A Statistics Canada report released this week says Alberta’s 2017 rural crime rate was 38 per cent higher than its urban crime rate, driven, in part, by property crime problems.
Members of a provincial crime prevention organization say there’s still a lot of work to be done to try and tackle the problem, but they’re seeing progress in Alberta communities as they partner with police.
Corinna Williams is a Northern Sunrise County councillor and the chair of a rural crime watch group. Like other regions across the province, she says property crime continues to be a problem in her area — especially vehicle theft. But she said there’s been some change as they urge more rural residents to report crime and suspicious activity to police.
“We’ve had some excellent returns of people’s information where it has accomplished an arrest,” Williams said.
Williams also volunteers with the Alberta Community Crime Prevention Association, which held an urban and rural crime prevention conference in Canmore this week. Vice president, Mark Kay, says he’s seeing more networking and communication between municipalities, police and grassroots organizations as well as more municipal support for crime prevention and social service groups.
“Municipalities and organizations are understanding now that we can’t work in isolation,” he said. “We have to work collectively.”

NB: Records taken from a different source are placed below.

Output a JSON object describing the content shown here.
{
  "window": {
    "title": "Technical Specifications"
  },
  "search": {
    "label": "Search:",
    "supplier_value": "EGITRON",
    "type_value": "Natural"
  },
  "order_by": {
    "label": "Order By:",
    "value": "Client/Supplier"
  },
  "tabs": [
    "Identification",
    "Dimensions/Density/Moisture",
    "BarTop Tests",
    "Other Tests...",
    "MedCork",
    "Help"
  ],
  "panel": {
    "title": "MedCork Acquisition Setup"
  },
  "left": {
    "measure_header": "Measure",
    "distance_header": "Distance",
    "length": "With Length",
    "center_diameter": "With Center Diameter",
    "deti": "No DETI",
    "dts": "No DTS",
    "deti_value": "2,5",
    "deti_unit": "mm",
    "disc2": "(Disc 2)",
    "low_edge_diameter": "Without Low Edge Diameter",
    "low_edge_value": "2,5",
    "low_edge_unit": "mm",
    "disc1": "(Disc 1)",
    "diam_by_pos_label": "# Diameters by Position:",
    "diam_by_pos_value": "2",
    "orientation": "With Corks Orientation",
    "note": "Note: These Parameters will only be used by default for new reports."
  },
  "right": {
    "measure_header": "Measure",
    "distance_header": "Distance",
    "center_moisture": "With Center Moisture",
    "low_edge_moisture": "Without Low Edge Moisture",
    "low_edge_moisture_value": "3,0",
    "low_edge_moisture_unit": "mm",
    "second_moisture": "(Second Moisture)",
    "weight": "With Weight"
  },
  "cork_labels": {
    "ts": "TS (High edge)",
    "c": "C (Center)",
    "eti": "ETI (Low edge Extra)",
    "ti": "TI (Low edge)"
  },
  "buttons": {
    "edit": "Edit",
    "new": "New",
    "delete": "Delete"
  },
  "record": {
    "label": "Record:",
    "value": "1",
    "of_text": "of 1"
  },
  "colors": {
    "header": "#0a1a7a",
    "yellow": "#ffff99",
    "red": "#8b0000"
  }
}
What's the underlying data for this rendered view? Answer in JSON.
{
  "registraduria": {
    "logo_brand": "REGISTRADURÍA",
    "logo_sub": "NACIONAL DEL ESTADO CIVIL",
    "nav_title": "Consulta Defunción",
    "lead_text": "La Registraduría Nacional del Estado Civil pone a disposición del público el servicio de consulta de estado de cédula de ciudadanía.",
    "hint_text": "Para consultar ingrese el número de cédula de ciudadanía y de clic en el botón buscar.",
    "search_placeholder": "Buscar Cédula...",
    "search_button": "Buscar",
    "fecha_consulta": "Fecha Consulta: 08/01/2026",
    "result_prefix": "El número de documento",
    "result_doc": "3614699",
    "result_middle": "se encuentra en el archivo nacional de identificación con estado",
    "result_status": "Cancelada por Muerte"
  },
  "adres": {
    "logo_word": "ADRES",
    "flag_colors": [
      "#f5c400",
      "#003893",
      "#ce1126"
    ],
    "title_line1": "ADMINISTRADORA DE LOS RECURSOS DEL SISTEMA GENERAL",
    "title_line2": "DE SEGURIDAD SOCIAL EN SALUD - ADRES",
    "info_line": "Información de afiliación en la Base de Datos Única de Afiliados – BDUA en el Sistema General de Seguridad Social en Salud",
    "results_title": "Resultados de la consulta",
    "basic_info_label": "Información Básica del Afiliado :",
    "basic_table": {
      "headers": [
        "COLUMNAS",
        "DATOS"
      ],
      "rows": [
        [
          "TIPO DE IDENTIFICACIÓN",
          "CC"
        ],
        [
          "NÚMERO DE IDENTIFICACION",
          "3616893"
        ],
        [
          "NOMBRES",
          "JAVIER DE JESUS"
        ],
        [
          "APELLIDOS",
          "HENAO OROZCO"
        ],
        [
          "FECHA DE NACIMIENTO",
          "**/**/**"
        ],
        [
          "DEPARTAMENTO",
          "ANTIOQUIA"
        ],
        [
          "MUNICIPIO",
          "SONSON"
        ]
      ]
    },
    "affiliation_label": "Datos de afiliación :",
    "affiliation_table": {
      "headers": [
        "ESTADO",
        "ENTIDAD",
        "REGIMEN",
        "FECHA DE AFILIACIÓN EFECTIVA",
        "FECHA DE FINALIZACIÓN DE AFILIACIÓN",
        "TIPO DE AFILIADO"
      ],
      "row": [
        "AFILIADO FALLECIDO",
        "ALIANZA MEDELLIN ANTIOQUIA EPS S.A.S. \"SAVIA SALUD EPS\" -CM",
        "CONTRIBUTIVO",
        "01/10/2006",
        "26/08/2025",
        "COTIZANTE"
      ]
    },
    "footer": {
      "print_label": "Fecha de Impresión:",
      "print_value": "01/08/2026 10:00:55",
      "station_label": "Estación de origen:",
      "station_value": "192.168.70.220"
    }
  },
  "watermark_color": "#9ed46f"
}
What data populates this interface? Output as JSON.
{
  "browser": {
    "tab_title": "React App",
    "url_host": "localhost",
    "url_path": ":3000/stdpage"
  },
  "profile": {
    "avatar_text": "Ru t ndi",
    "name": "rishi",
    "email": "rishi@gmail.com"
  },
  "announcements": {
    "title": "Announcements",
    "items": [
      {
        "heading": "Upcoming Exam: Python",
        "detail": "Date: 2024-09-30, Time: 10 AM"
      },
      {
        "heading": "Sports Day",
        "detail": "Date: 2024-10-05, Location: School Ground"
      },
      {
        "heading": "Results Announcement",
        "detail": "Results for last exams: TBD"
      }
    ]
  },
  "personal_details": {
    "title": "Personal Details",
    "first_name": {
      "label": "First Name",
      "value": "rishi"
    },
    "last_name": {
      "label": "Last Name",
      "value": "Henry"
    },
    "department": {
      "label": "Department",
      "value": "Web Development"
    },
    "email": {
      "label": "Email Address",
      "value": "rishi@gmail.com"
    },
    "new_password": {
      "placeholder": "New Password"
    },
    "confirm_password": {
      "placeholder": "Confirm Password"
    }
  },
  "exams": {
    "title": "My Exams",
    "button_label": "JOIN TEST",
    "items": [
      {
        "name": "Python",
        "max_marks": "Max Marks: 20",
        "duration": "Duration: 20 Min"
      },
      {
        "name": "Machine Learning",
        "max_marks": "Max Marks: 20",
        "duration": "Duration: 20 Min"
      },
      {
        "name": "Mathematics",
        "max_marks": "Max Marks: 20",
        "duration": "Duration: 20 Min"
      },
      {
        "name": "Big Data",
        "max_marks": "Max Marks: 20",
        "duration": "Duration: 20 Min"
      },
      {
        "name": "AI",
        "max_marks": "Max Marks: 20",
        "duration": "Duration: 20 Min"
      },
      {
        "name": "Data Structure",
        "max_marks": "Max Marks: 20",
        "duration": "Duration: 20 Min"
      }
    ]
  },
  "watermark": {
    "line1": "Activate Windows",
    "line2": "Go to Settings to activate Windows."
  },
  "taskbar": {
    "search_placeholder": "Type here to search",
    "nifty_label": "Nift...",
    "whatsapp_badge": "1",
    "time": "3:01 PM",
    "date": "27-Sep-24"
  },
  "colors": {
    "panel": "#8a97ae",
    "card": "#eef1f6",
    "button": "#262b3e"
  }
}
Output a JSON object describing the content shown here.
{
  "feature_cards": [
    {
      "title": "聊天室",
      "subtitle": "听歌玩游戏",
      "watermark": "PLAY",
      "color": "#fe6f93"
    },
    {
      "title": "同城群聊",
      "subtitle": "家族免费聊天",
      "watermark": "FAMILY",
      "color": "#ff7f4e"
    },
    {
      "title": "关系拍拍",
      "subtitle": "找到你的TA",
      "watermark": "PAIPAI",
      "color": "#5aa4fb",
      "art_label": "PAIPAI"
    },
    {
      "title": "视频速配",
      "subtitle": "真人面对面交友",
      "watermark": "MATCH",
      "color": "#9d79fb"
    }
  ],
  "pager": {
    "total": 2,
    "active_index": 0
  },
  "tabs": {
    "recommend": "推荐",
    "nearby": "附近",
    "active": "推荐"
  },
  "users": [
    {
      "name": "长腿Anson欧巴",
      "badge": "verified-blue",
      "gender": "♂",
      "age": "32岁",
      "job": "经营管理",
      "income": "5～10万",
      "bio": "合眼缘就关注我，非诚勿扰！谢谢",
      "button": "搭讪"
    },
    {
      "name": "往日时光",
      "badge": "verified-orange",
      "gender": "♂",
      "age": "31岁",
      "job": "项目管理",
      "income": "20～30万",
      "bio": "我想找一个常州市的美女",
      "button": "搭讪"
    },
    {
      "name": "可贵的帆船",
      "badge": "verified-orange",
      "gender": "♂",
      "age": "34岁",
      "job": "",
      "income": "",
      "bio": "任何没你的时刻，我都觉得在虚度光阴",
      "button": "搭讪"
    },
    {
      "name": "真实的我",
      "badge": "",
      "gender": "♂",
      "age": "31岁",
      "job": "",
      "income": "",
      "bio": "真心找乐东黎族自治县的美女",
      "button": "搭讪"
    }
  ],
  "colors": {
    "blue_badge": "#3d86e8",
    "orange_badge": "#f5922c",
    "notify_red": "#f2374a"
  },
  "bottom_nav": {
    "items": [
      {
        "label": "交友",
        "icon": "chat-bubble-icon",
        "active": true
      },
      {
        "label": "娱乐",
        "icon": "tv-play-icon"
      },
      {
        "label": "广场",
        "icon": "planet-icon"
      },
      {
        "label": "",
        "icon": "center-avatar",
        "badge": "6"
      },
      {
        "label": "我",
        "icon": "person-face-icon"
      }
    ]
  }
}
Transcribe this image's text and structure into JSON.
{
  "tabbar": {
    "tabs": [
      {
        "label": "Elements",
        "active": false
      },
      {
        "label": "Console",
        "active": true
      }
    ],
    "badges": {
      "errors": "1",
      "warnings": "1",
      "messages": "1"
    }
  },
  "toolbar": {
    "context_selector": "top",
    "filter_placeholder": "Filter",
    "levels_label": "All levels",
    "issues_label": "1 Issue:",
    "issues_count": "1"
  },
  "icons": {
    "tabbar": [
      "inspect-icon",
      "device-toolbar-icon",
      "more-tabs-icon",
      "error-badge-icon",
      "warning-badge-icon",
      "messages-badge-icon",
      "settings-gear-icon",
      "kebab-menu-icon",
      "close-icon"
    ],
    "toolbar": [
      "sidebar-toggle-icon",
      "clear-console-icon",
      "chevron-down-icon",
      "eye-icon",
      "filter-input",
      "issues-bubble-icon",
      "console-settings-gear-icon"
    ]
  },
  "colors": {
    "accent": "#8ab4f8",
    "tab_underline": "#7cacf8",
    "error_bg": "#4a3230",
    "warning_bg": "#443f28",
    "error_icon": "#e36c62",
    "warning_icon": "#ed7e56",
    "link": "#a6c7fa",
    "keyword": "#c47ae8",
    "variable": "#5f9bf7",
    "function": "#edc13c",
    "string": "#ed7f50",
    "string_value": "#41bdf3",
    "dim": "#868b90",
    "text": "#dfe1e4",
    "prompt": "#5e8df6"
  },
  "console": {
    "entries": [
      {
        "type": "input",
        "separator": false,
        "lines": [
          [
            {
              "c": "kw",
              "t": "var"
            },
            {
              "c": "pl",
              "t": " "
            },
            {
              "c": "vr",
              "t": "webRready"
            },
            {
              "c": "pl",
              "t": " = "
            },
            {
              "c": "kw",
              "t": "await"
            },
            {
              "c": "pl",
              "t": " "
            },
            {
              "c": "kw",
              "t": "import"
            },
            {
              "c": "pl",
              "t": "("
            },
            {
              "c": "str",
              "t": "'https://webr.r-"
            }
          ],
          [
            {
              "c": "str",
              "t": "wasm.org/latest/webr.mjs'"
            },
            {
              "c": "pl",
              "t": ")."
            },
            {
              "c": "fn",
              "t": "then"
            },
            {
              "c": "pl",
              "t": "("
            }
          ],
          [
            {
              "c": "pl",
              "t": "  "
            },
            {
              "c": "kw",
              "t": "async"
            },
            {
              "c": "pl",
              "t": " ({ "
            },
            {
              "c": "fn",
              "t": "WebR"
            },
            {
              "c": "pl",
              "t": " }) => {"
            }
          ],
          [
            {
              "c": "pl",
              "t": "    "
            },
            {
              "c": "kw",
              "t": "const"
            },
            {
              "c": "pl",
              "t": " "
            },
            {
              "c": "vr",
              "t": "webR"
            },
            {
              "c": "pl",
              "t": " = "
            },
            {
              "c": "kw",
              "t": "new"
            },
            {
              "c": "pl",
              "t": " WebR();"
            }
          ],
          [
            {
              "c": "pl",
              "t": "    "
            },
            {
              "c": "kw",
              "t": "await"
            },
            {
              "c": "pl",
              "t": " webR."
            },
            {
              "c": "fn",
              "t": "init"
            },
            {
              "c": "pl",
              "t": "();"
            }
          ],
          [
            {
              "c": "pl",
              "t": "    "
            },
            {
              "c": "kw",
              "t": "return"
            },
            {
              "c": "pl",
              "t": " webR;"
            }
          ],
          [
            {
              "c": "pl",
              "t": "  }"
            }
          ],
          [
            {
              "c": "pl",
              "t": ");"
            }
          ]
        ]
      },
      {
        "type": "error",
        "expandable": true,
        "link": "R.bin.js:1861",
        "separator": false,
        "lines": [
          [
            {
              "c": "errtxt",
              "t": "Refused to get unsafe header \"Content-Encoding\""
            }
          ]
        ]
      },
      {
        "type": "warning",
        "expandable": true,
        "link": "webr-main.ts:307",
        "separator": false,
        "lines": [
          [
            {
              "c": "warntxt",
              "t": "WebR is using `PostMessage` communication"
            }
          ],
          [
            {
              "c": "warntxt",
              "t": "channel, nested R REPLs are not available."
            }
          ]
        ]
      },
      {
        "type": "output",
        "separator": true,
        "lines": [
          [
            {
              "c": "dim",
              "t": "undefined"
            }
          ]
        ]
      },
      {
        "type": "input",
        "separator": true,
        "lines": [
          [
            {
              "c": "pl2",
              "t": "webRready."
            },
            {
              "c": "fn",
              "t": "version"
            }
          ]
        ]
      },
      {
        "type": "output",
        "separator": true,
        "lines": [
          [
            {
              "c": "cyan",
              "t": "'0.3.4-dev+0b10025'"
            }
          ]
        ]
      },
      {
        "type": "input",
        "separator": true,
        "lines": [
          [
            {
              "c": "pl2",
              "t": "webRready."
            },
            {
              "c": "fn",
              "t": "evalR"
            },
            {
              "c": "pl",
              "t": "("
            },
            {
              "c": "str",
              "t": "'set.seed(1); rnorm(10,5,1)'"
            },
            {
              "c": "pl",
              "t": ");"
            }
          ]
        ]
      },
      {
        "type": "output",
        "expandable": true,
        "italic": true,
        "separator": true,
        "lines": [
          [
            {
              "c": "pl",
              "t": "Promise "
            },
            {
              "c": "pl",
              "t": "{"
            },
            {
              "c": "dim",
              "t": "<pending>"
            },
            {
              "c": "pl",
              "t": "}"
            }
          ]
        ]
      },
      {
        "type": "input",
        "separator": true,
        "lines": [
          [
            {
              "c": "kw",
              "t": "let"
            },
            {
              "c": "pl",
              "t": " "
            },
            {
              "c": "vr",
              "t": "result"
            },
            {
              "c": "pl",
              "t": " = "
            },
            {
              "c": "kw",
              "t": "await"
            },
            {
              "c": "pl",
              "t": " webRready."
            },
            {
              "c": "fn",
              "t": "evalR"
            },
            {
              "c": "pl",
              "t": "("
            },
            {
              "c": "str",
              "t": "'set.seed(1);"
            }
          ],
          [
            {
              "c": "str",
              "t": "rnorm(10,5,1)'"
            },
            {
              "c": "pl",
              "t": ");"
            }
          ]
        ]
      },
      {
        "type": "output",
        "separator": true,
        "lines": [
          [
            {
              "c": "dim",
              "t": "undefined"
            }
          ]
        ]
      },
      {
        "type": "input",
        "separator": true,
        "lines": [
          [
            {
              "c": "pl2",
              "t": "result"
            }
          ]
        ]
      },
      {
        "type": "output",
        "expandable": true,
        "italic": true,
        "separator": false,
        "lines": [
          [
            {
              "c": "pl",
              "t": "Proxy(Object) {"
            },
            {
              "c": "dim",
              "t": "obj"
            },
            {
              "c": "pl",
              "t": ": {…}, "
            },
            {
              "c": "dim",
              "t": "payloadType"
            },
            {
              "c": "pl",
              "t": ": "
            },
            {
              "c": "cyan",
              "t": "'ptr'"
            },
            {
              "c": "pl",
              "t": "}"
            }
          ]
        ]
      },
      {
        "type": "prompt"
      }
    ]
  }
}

Alberta RCMP say its rural property crime reduction strategy, launched last year, has also made progress.